The Order of Things: An Archeology of the Human Sciences (A translation of Les Mots et les choses)
by Michel Foucault
Pantheon, 411 pp., $10.00
Attempting to bring order into the chaos of psychiatric diagnosis in the nineteenth century, Henry Maudsley took as his aim “to clear the ground by endeavoring to think the subject into simplicity and to set forth the results in as plain language as possible.” To assume that this would be the aim of any writer would be to forget how foreign it is to some of the intellectual traditions of the continent. To Foucault, obviously, it would be flouting all the rules of the game, rather like arguing that because the matador intends to kill the bull in the end he should take a big-game rifle and use it at the earliest opportunity. Having worked hard for his erudition, his insights, his subtle deviations from more ordinary ways of thinking, Foucault sees no reason why his reader should reap the results without sharing the toil.
Besides, a reader attuned to this tradition would himself not appreciate straightforward ideas in plain language; he wants the balletic ritual, the feints, the promises and postponements of the intellectual bullfighter. He would be disappointed at missing what Maudsley shunned: “the use of the many learned names—of Greek, Latin and Graeco-Latin derivation—which have been invented in appalling numbers often to denote simple things and sometimes, it may be feared, with the effect of confounding apprehension of them.” He may perhaps get more of this than he wants. Bafflement may lead him to wonder whether in the end the bull has been slain, even whether there was a bull.
I think there was, but Foucault offers the honest inquirer the minimum of help. “In France,” he says, in a Foreword to the English translation, “certain half-witted ‘commentators’ persist in labelling me a ‘structuralist.’ I have been unable to get it into their tiny minds that I have used none of the methods, concepts, or key terms that characterize structural analysis.” Since Jean Piaget in his Structuralism (Basic Books, 1970) spends some time dealing with Foucault as an unsatisfactory structuralist, those of us with minds no less tiny than Piaget’s have had fair warning that there are possibilities of misunderstanding. Foucault has the dreadful gift—which T. S. Eliot noted in Swinburne’s poetry—of diffusing his meaning very thinly throughout an immense verbal spate, no part of which is quite empty of meaning, redundant, or merely repetitive. But behind all the abstract jargon and intimidating erudition there is undoubtedly an alert and sensitive mind which can ignore the familiar surfaces of established intellectual codes and ask new questions.

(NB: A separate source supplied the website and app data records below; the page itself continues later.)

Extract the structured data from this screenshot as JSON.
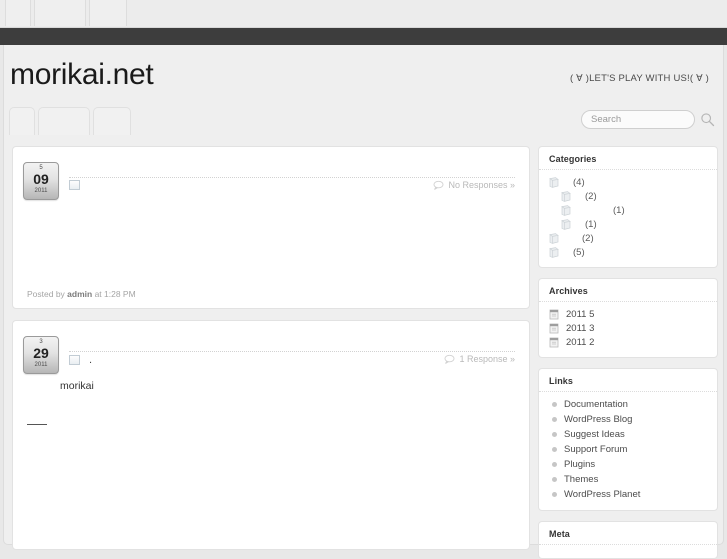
{
  "browser": {
    "top_tabs": [
      "",
      "",
      ""
    ]
  },
  "site": {
    "title": "morikai.net",
    "tagline": "( ∀ )LET'S PLAY WITH US!( ∀ )"
  },
  "nav": {
    "items": [
      "",
      "",
      ""
    ]
  },
  "search": {
    "placeholder": "Search",
    "value": "",
    "icon": "search-icon"
  },
  "posts": [
    {
      "date": {
        "month": "5",
        "day": "09",
        "year": "2011"
      },
      "title": "",
      "title_icon": "broken-image-icon",
      "comments": "No Responses »",
      "comments_icon": "comment-bubble-icon",
      "body": "",
      "meta_prefix": "Posted by ",
      "meta_author": "admin",
      "meta_suffix": " at 1:28 PM"
    },
    {
      "date": {
        "month": "3",
        "day": "29",
        "year": "2011"
      },
      "title": ".",
      "title_icon": "broken-image-icon",
      "comments": "1 Response »",
      "comments_icon": "comment-bubble-icon",
      "body": "morikai",
      "meta_prefix": "",
      "meta_author": "",
      "meta_suffix": ""
    }
  ],
  "sidebar": {
    "categories": {
      "title": "Categories",
      "items": [
        {
          "name": "",
          "count": "(4)",
          "indent": 0,
          "icon": "book-icon"
        },
        {
          "name": "",
          "count": "(2)",
          "indent": 1,
          "icon": "book-icon"
        },
        {
          "name": "",
          "count": "(1)",
          "indent": 1,
          "icon": "book-icon"
        },
        {
          "name": "",
          "count": "(1)",
          "indent": 1,
          "icon": "book-icon"
        },
        {
          "name": "",
          "count": "(2)",
          "indent": 0,
          "icon": "book-icon"
        },
        {
          "name": "",
          "count": "(5)",
          "indent": 0,
          "icon": "book-icon"
        }
      ]
    },
    "archives": {
      "title": "Archives",
      "items": [
        {
          "label": "2011 5",
          "icon": "calendar-icon"
        },
        {
          "label": "2011 3",
          "icon": "calendar-icon"
        },
        {
          "label": "2011 2",
          "icon": "calendar-icon"
        }
      ]
    },
    "links": {
      "title": "Links",
      "items": [
        {
          "label": "Documentation"
        },
        {
          "label": "WordPress Blog"
        },
        {
          "label": "Suggest Ideas"
        },
        {
          "label": "Support Forum"
        },
        {
          "label": "Plugins"
        },
        {
          "label": "Themes"
        },
        {
          "label": "WordPress Planet"
        }
      ]
    },
    "meta": {
      "title": "Meta"
    }
  },
  "colors": {
    "dark_bar": "#3d3d3d",
    "page_bg": "#efefef",
    "widget_bg": "#ffffff",
    "muted_text": "#a5a5a5"
  }
}
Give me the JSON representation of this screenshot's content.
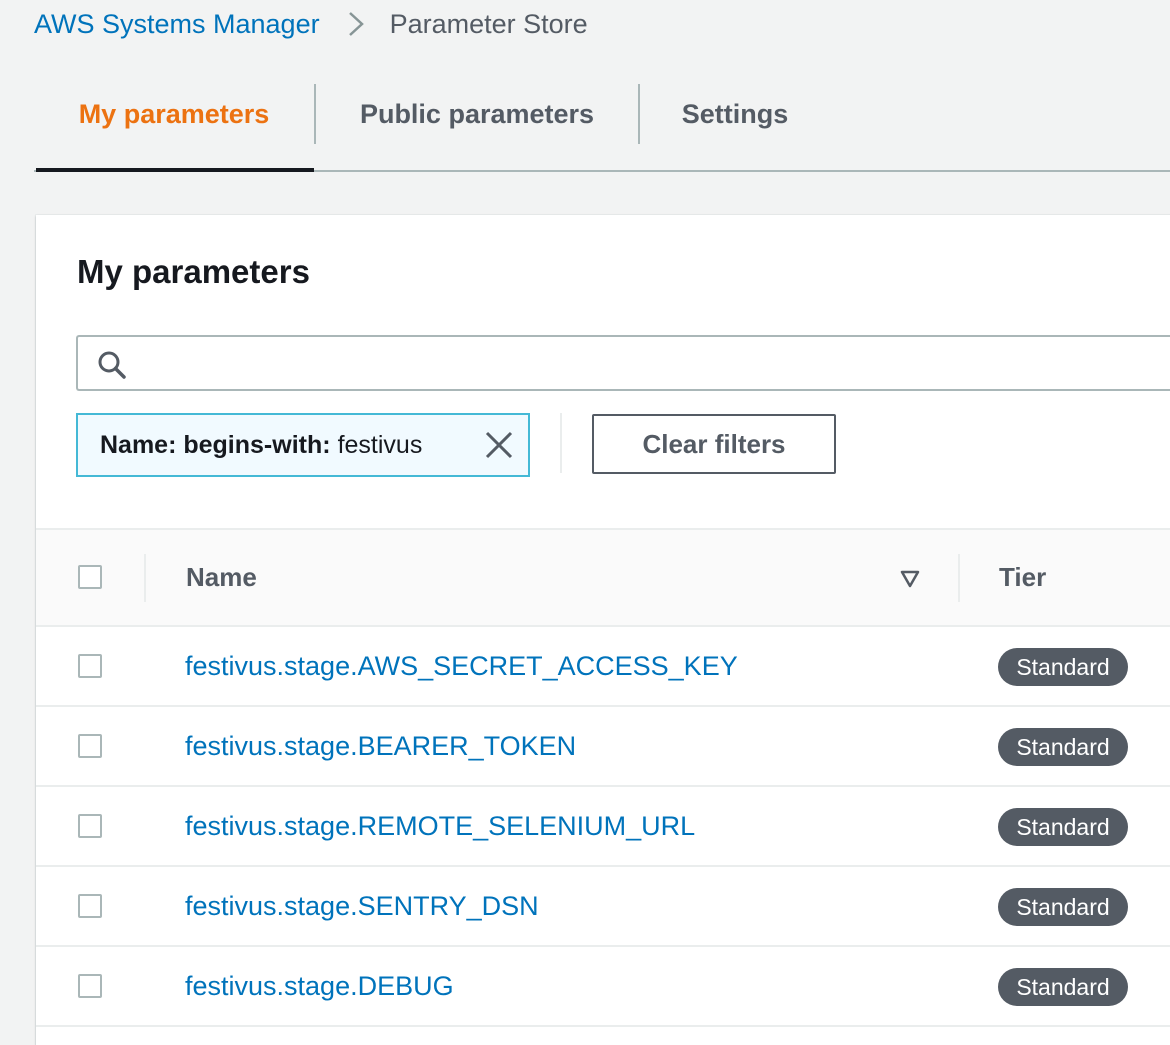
{
  "breadcrumb": {
    "parent": "AWS Systems Manager",
    "current": "Parameter Store",
    "separator_icon": "chevron-right-icon"
  },
  "tabs": [
    {
      "label": "My parameters",
      "active": true
    },
    {
      "label": "Public parameters",
      "active": false
    },
    {
      "label": "Settings",
      "active": false
    }
  ],
  "panel": {
    "title": "My parameters",
    "search": {
      "value": "",
      "placeholder": "",
      "icon": "search-icon"
    },
    "filter_token": {
      "key": "Name: begins-with:",
      "value": "festivus",
      "close_icon": "close-icon"
    },
    "clear_filters_label": "Clear filters"
  },
  "table": {
    "columns": {
      "name": "Name",
      "tier": "Tier"
    },
    "sort_icon": "sort-descending-icon",
    "rows": [
      {
        "name": "festivus.stage.AWS_SECRET_ACCESS_KEY",
        "tier": "Standard"
      },
      {
        "name": "festivus.stage.BEARER_TOKEN",
        "tier": "Standard"
      },
      {
        "name": "festivus.stage.REMOTE_SELENIUM_URL",
        "tier": "Standard"
      },
      {
        "name": "festivus.stage.SENTRY_DSN",
        "tier": "Standard"
      },
      {
        "name": "festivus.stage.DEBUG",
        "tier": "Standard"
      }
    ]
  },
  "colors": {
    "link": "#0073bb",
    "active_tab": "#ec7211",
    "badge": "#545b64",
    "token_border": "#44b9d6",
    "background": "#f2f3f3"
  }
}
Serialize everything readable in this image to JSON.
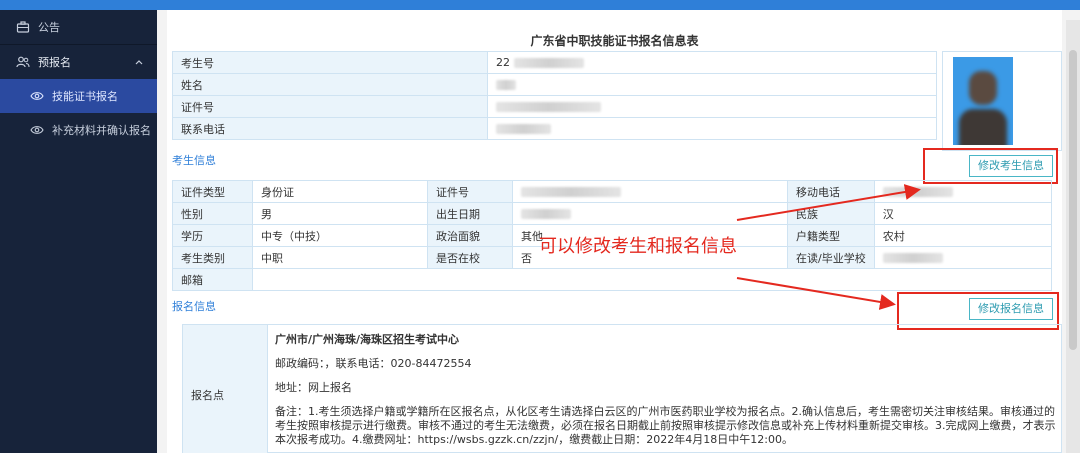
{
  "sidebar": {
    "items": [
      {
        "label": "公告",
        "icon": "briefcase-icon"
      },
      {
        "label": "预报名",
        "icon": "users-icon"
      },
      {
        "label": "技能证书报名",
        "icon": "eye-icon"
      },
      {
        "label": "补充材料并确认报名",
        "icon": "eye-icon"
      }
    ]
  },
  "form": {
    "title": "广东省中职技能证书报名信息表",
    "top_rows": [
      {
        "label": "考生号",
        "value": "22"
      },
      {
        "label": "姓名",
        "value": ""
      },
      {
        "label": "证件号",
        "value": ""
      },
      {
        "label": "联系电话",
        "value": ""
      }
    ],
    "candidate_section": "考生信息",
    "edit_candidate_btn": "修改考生信息",
    "candidate": {
      "id_type_label": "证件类型",
      "id_type": "身份证",
      "id_no_label": "证件号",
      "mobile_label": "移动电话",
      "gender_label": "性别",
      "gender": "男",
      "birth_label": "出生日期",
      "ethnic_label": "民族",
      "ethnic": "汉",
      "edu_label": "学历",
      "edu": "中专（中技）",
      "politics_label": "政治面貌",
      "politics": "其他",
      "huji_label": "户籍类型",
      "huji": "农村",
      "cat_label": "考生类别",
      "cat": "中职",
      "inschool_label": "是否在校",
      "inschool": "否",
      "school_label": "在读/毕业学校",
      "email_label": "邮箱"
    },
    "reg_section": "报名信息",
    "edit_reg_btn": "修改报名信息",
    "reg_label": "报名点",
    "reg": {
      "center": "广州市/广州海珠/海珠区招生考试中心",
      "contact": "邮政编码：，联系电话：020-84472554",
      "address": "地址：网上报名",
      "note": "备注：1.考生须选择户籍或学籍所在区报名点，从化区考生请选择白云区的广州市医药职业学校为报名点。2.确认信息后，考生需密切关注审核结果。审核通过的考生按照审核提示进行缴费。审核不通过的考生无法缴费，必须在报名日期截止前按照审核提示修改信息或补充上传材料重新提交审核。3.完成网上缴费，才表示本次报考成功。4.缴费网址：https://wsbs.gzzk.cn/zzjn/，缴费截止日期：2022年4月18日中午12:00。"
    }
  },
  "annotation": {
    "text": "可以修改考生和报名信息",
    "color": "#e4291f"
  },
  "colors": {
    "sidebar_bg": "#17233a",
    "active_bg": "#2b4aa0",
    "accent": "#2f7fd8",
    "button": "#2d9bb0",
    "table_border": "#cfe3f2"
  }
}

Foucault believes that our own current intellectual life and systems of scientific thought are built on assumptions profoundly taken for granted and normally not exposed to conscious inspection, and yet likely in time, perhaps quite soon, to be discarded. To support this view he goes back to earlier periods of Western thought, starting with the sixteenth century, and discusses the similar unexamined assumptions that formed the substratum of their knowledge. He gives a full and …